The ECB has belatedly taken some steps to alleviate part of the problem in that banks are now allowed to hold more reserves remunerated at the refi rate (currently zero) but this tiering adds a further degree of distortion.
There also remains a bigger issue relating to the signal that negative rates send to the wider population. Central banks can set short term rates but they cannot control whether households or firms avail of lower rates to borrow or indeed whether banks are willing to lend. The proverbial horse can be brought to the monetary stimulus water and all that…. But negative rates are seen as a crisis measure so it is not that surprising that the impact on actual credit growth has been underwhelming. Why risk building that new factory or buying that machinery if the outlook is as bleak as the central bank actions imply? It would also seem that households are actually saving more despite negative real deposit rates, partly as a precautionary motive and in part to maintain a desired retirement income.
So negative rates are in effect a trap, in that their existence may well act against an upturn in economic growth.
If so, the Eurozone outlook is pretty bleak as the market is not currently priced for a return to positive rates until 2025, which if it materialises would mean over a decade of negative rates in the euro area. It is unclear how the ECB gets out of this although we now know that there has been substantial disagreement on some of the measures taken including a deeper dive into negative rate territory. A big Euro depreciation appears one solution but the euro area runs a large BOP surplus which mitigates against a sustained Euro fall.
Mark Carney recently ruled out negative rates at the Bank of England, as have other MPC members, with the adverse effect on the banking system a key consideration. The Federal Reserve too are less than enthusiastic; the minutes of the October policy meeting noted that ‘all participants judged that negative interest rates currently did not appear to be an attractive monetary policy tool in the United States’. That might not go down too well in the White House but the Fed fears the ‘risks of introducing significant complexity or distortions to the financial system’. One should never say never but negative rates looks like one unconventional monetary tool thrown out of the box.
– By Dr. Dan McLaughlin
Standing on the Shoulders of Giants – 11 November 2019
Presentation by keynote speaker Anatole Kaletsky and an interview with Anatole and our Investment Advisory Board, Dan McLaughlin, Helen Thomas, Bernard McAlinden and Ronan O’Houlihan.
An absorbing evening with a fascinating talk from Anatole and a lively discussion afterwards.
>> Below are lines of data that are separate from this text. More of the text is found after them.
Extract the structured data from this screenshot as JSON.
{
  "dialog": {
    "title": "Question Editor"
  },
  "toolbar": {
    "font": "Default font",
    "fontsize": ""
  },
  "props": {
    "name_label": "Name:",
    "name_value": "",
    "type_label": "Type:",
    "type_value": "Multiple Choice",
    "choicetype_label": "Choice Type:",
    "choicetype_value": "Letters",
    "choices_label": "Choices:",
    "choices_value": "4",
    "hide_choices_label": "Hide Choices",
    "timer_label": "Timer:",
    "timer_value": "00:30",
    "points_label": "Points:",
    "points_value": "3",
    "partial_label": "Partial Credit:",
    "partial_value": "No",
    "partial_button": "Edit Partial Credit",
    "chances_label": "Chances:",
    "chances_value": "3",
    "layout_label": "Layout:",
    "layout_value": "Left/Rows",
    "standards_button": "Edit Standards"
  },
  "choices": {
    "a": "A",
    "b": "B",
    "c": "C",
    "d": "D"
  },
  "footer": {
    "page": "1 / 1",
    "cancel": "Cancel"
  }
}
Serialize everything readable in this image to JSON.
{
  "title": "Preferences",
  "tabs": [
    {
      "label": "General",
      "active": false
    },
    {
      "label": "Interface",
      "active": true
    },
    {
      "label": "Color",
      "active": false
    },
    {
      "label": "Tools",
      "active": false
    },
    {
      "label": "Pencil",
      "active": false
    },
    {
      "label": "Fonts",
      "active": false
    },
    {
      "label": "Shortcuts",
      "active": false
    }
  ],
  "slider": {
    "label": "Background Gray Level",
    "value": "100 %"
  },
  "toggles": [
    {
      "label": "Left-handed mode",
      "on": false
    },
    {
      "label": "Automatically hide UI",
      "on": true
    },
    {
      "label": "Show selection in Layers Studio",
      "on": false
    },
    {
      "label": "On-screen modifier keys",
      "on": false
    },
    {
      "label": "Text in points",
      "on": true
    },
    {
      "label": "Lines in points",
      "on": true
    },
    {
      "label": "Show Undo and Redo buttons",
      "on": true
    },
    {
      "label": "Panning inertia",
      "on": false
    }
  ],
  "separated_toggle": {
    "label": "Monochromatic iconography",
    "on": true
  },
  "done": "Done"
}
For those who were unable to make it and in case anyone wanted to listen for a second time we had the event videoed.
About Anatole Kaletsky
Anatole is founder and co-chairman of Hong Kong based economic and asset management firm Gavekal Ltd. A principal contributor to Gavekal Research and a columnist for Reuters and the International Herald Tribune, Anatole is a founding member and former chairman of the Institute for New Economic Thinking. His book Capitalism 4.0, on the post-crisis transformation of the global economy was nominated for the Samuel Johnson Prize. Anatole spent 30 years previously as an economic journalist and commentator for the Financial Times, The Economist and the London Times.